26.  Accordingly there has also been a violation of Article 1 of Protocol No. 1.

III.  APPLICATION OF ARTICLE 41 OF THE CONVENTION

27.  Article 41 of the Convention provides:

“If the Court finds that there has been a violation of the Convention or the Protocols thereto, and if the internal law of the High Contracting Party concerned allows only partial reparation to be made, the Court shall, if necessary, afford just satisfaction to the injured party.”

28.  The Court notes that the applicant failed to submit a detailed claim for just satisfaction when invited to do so by the registry. However, in previous correspondence the applicant had claimed non-pecuniary damages in the amount of 50,000 Ukrainian hryvnas and in his reply to the registry’s request he stated that he wished to maintain his application. The Court takes the view that the applicant has suffered some non-pecuniary damage as a result of the violations found which cannot be made good merely by the Court’s finding of a violation. The particular amount claimed is, however, excessive. Making its assessment on an equitable basis, as required by Article 41 of the Convention, the Court awards the applicant the sum of 1,000 euros.

29.  Moreover, it is undisputed that the State still has an outstanding obligation to enforce the judgments at issue. Accordingly, the applicant remains entitled to recover the principal amount of the debts, as well as the compensation awarded to him in the course of the domestic proceedings.

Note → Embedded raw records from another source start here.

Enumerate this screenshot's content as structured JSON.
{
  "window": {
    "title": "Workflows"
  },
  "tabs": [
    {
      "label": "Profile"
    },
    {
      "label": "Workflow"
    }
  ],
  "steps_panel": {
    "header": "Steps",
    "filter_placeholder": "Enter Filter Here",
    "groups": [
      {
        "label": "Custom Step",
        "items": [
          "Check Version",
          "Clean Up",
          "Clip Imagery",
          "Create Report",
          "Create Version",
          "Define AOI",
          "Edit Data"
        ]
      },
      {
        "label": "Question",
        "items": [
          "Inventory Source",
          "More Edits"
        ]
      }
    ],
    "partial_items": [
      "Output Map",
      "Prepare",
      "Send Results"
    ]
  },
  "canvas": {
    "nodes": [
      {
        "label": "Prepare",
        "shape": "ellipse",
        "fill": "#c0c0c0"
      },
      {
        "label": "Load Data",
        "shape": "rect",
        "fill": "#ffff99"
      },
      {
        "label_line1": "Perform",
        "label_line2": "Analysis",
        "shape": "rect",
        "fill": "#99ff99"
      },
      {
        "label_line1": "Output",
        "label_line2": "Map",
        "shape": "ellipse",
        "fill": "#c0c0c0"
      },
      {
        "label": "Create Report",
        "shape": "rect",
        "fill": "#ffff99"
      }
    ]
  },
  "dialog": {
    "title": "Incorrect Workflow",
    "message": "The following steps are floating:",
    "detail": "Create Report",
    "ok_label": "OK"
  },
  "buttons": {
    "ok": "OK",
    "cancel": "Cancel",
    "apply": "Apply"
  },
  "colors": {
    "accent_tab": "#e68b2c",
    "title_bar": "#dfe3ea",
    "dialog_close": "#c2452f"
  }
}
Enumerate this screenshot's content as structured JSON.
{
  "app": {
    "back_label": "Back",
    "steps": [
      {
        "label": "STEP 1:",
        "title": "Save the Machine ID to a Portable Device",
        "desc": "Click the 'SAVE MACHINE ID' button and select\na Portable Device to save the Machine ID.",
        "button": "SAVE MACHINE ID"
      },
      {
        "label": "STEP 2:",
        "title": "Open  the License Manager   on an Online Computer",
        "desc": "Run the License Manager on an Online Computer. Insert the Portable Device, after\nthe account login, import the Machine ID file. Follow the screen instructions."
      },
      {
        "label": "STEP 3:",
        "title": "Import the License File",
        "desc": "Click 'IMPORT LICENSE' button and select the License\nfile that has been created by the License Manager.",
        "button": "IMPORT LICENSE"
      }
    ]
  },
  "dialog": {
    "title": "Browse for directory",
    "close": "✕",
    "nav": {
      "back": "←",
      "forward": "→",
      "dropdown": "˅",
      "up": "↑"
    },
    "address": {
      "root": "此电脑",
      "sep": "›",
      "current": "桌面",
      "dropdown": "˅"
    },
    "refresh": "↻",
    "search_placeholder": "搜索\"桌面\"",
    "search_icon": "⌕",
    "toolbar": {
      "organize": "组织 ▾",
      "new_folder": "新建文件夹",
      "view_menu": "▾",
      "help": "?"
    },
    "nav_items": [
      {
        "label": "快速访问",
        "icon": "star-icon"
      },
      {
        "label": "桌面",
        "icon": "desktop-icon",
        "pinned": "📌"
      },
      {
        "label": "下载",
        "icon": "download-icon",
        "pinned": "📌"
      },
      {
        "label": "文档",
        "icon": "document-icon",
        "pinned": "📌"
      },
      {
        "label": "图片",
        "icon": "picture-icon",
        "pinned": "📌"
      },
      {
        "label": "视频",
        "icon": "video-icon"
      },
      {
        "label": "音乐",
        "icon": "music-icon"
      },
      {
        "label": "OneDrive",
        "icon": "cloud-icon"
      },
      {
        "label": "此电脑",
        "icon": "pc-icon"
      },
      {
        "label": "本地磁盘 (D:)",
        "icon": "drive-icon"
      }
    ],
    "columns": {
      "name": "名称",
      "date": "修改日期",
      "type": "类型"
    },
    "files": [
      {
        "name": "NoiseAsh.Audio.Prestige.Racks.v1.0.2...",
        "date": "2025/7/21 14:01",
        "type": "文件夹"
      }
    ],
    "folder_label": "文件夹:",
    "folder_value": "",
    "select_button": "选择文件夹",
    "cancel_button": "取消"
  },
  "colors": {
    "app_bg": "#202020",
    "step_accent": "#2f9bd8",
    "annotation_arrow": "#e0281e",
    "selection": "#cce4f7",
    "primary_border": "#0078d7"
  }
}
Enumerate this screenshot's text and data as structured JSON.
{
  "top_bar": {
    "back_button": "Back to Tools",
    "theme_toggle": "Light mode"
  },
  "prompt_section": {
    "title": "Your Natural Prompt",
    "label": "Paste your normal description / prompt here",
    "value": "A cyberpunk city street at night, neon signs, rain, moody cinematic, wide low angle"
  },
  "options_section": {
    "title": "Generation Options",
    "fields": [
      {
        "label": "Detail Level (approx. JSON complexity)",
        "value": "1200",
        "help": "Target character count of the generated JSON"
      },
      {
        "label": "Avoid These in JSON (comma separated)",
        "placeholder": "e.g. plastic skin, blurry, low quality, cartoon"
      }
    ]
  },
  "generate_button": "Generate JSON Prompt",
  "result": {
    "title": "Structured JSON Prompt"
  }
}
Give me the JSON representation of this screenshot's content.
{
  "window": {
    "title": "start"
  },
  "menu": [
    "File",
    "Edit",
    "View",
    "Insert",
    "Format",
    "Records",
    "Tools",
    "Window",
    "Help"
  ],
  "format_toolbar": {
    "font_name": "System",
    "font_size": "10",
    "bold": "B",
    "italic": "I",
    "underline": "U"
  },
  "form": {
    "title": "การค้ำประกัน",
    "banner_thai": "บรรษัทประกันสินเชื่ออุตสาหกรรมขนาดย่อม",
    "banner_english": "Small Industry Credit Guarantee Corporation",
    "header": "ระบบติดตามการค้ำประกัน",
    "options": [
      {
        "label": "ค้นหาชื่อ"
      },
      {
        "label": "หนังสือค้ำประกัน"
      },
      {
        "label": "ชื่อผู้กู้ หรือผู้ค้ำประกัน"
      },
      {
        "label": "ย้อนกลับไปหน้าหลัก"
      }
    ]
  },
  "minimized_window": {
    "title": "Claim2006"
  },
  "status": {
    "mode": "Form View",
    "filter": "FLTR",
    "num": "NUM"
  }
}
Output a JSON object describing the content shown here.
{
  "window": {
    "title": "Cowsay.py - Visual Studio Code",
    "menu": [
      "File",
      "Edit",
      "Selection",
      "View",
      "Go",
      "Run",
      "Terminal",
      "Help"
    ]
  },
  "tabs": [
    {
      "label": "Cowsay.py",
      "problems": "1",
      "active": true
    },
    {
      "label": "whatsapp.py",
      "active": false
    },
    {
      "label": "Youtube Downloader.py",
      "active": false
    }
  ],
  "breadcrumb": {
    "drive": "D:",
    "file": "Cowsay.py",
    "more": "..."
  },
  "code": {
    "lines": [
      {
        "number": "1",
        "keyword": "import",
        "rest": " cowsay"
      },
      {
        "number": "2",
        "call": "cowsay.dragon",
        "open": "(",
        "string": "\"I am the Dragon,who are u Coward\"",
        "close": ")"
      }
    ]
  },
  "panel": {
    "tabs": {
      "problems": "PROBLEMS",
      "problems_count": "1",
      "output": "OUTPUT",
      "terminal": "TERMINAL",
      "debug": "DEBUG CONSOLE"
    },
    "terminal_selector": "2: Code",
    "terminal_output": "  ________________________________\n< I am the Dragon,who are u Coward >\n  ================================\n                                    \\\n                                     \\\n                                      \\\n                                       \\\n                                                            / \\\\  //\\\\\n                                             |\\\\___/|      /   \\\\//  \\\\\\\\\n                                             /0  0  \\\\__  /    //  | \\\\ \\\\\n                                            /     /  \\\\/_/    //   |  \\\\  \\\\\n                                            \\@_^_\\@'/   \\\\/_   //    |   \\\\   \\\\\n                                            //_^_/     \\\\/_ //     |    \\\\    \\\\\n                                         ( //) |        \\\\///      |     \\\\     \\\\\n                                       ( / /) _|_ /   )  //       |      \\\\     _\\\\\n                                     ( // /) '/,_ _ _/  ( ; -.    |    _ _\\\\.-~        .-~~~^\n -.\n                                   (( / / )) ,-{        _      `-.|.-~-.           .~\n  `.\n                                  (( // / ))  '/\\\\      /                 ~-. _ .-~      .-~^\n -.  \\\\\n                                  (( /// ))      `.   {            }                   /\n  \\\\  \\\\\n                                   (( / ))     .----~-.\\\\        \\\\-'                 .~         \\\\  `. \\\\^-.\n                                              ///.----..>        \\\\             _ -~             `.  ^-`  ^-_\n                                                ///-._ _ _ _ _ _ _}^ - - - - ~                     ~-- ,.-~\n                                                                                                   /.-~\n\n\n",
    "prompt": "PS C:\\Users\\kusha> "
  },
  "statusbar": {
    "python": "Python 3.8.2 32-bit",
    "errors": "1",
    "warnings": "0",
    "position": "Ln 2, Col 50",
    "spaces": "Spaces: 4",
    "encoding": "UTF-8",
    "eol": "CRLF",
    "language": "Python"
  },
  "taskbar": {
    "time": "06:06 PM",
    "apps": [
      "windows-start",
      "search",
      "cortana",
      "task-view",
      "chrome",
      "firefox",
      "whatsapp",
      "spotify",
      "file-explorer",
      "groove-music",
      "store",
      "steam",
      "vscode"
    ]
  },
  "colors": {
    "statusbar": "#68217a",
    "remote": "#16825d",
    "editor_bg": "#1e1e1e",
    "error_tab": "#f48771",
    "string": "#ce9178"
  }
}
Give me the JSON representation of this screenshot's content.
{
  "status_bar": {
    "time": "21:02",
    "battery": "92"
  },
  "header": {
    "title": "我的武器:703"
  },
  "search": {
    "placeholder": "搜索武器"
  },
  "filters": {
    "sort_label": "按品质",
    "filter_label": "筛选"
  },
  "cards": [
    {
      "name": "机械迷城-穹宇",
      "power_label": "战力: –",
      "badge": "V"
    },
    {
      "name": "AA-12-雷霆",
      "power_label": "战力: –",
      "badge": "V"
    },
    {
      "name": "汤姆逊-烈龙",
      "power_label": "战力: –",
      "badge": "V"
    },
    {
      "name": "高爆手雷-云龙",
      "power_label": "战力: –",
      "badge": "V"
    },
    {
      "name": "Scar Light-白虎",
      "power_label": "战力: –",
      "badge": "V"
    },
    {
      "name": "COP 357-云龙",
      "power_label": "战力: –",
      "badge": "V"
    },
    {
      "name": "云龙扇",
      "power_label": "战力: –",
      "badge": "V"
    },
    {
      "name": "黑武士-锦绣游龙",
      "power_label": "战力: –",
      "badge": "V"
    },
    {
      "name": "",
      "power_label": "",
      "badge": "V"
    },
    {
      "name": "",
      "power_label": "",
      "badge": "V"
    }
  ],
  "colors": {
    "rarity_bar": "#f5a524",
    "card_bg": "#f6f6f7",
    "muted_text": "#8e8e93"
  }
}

FOR THESE REASONS, THE COURT UNANIMOUSLY

1.  Declares the application admissible;

2.  Holds that there has been a violation of Article 6 § 1 of the Convention;

3.  Holds that there has been a violation of Article 1 of Protocol No. 1;

4.  Holds

(a)  that the respondent State is to pay the applicant, within three months from the date on which the judgment becomes final according to Article 44 § 2 of the Convention, EUR 1,000 (one thousand euros) for non-pecuniary damage plus any tax that may be chargeable;

(b)  that the above amount shall be converted into the national currency of the respondent State at the rate applicable at the date of settlement;

(c)  that from the expiry of the above-mentioned three months until settlement simple interest shall be payable on the above amount at a rate equal to the marginal lending rate of the European Central Bank during the default period plus three percentage points;

5.  Dismisses the remainder of the applicant’s claim for just satisfaction.

Done in English, and notified in writing on 26 July 2005, pursuant to Rule 77 §§ 2 and 3 of the Rules of Court.

S. Naismith J.-P. Costa 
 Deputy Registrar President

1.  Around EUR 485


2.  Around EUR 180


3.  Around EUR 2,070



CHERNYAYEV v. UKRAINE JUDGMENT


CHERNYAYEV v. UKRAINE JUDGMENT